Exact copy required. Repeat the records, but keep the pictures out.

**** Records provided

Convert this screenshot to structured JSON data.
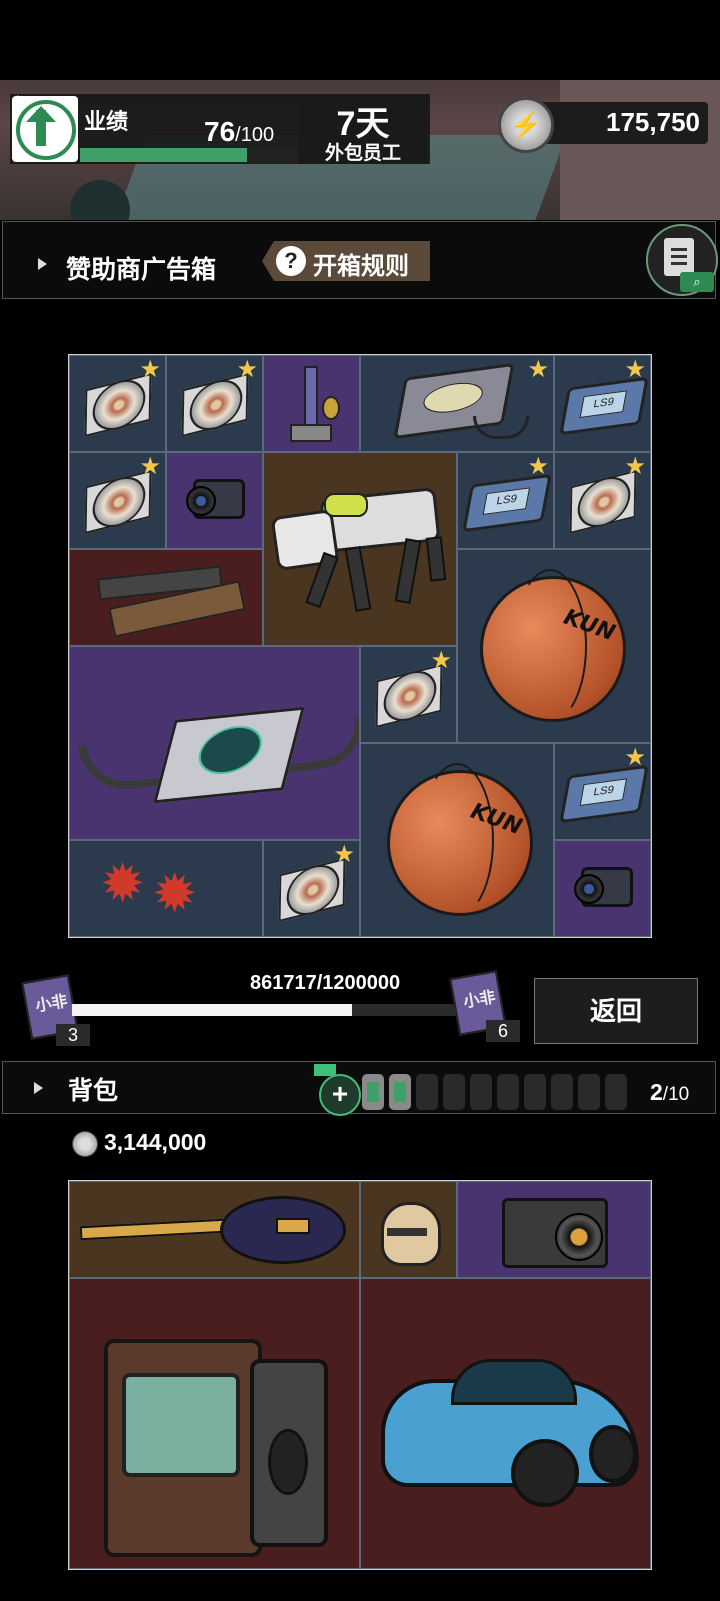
{
  "hud": {
    "performance_label": "业绩",
    "performance_current": "76",
    "performance_max": "/100",
    "performance_fraction": 0.76,
    "days_value": "7天",
    "role_label": "外包员工",
    "energy_value": "175,750"
  },
  "sponsor": {
    "title": "赞助商广告箱",
    "rules_q": "?",
    "rules_label": "开箱规则"
  },
  "box_items": [
    {
      "name": "disc",
      "starred": true
    },
    {
      "name": "disc",
      "starred": true
    },
    {
      "name": "keychain-figure",
      "starred": false
    },
    {
      "name": "disc-player",
      "starred": true
    },
    {
      "name": "handheld-device",
      "starred": true
    },
    {
      "name": "disc",
      "starred": true
    },
    {
      "name": "camera",
      "starred": false
    },
    {
      "name": "robot-dog",
      "starred": false
    },
    {
      "name": "handheld-device",
      "starred": true
    },
    {
      "name": "disc",
      "starred": true
    },
    {
      "name": "wooden-box",
      "starred": false
    },
    {
      "name": "basketball",
      "starred": false
    },
    {
      "name": "radar-device",
      "starred": false
    },
    {
      "name": "disc",
      "starred": true
    },
    {
      "name": "basketball",
      "starred": false
    },
    {
      "name": "handheld-device",
      "starred": true
    },
    {
      "name": "spiky-glasses",
      "starred": false
    },
    {
      "name": "disc",
      "starred": true
    },
    {
      "name": "camera",
      "starred": false
    }
  ],
  "art_text": {
    "ball_brand": "KUN",
    "device_screen": "LS9",
    "ticket_char": "小非"
  },
  "progress": {
    "text": "861717/1200000",
    "fraction": 0.718,
    "left_count": "3",
    "right_count": "6",
    "return_label": "返回"
  },
  "backpack": {
    "title": "背包",
    "add_label": "+",
    "slots_total": 10,
    "slots_filled": 2,
    "count_current": "2",
    "count_max": "/10",
    "coins": "3,144,000",
    "items": [
      "electric-guitar",
      "toy-figure",
      "camera",
      "retro-tv",
      "sports-car"
    ]
  },
  "icons": {
    "gear": "gear-icon",
    "arrow": "arrow-up-icon",
    "energy": "lightning-icon",
    "clipboard": "clipboard-search-icon",
    "star": "star-icon"
  },
  "colors": {
    "star": "#f3c84a",
    "accent_green": "#3fa06a",
    "cell_slate": "#2b3a4c",
    "cell_purple": "#4a3470",
    "cell_brown": "#4a3520",
    "cell_maroon": "#4a1e1e"
  }
}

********

Exercise solution:
Convert this screenshot to structured JSON data.
{
  "hud": {
    "performance_label": "业绩",
    "performance_current": "76",
    "performance_max": "/100",
    "performance_fraction": 0.76,
    "days_value": "7天",
    "role_label": "外包员工",
    "energy_value": "175,750"
  },
  "sponsor": {
    "title": "赞助商广告箱",
    "rules_q": "?",
    "rules_label": "开箱规则"
  },
  "box_items": [
    {
      "name": "disc",
      "starred": true
    },
    {
      "name": "disc",
      "starred": true
    },
    {
      "name": "keychain-figure",
      "starred": false
    },
    {
      "name": "disc-player",
      "starred": true
    },
    {
      "name": "handheld-device",
      "starred": true
    },
    {
      "name": "disc",
      "starred": true
    },
    {
      "name": "camera",
      "starred": false
    },
    {
      "name": "robot-dog",
      "starred": false
    },
    {
      "name": "handheld-device",
      "starred": true
    },
    {
      "name": "disc",
      "starred": true
    },
    {
      "name": "wooden-box",
      "starred": false
    },
    {
      "name": "basketball",
      "starred": false
    },
    {
      "name": "radar-device",
      "starred": false
    },
    {
      "name": "disc",
      "starred": true
    },
    {
      "name": "basketball",
      "starred": false
    },
    {
      "name": "handheld-device",
      "starred": true
    },
    {
      "name": "spiky-glasses",
      "starred": false
    },
    {
      "name": "disc",
      "starred": true
    },
    {
      "name": "camera",
      "starred": false
    }
  ],
  "art_text": {
    "ball_brand": "KUN",
    "device_screen": "LS9",
    "ticket_char": "小非"
  },
  "progress": {
    "text": "861717/1200000",
    "fraction": 0.718,
    "left_count": "3",
    "right_count": "6",
    "return_label": "返回"
  },
  "backpack": {
    "title": "背包",
    "add_label": "+",
    "slots_total": 10,
    "slots_filled": 2,
    "count_current": "2",
    "count_max": "/10",
    "coins": "3,144,000",
    "items": [
      "electric-guitar",
      "toy-figure",
      "camera",
      "retro-tv",
      "sports-car"
    ]
  },
  "icons": {
    "gear": "gear-icon",
    "arrow": "arrow-up-icon",
    "energy": "lightning-icon",
    "clipboard": "clipboard-search-icon",
    "star": "star-icon"
  },
  "colors": {
    "star": "#f3c84a",
    "accent_green": "#3fa06a",
    "cell_slate": "#2b3a4c",
    "cell_purple": "#4a3470",
    "cell_brown": "#4a3520",
    "cell_maroon": "#4a1e1e"
  }
}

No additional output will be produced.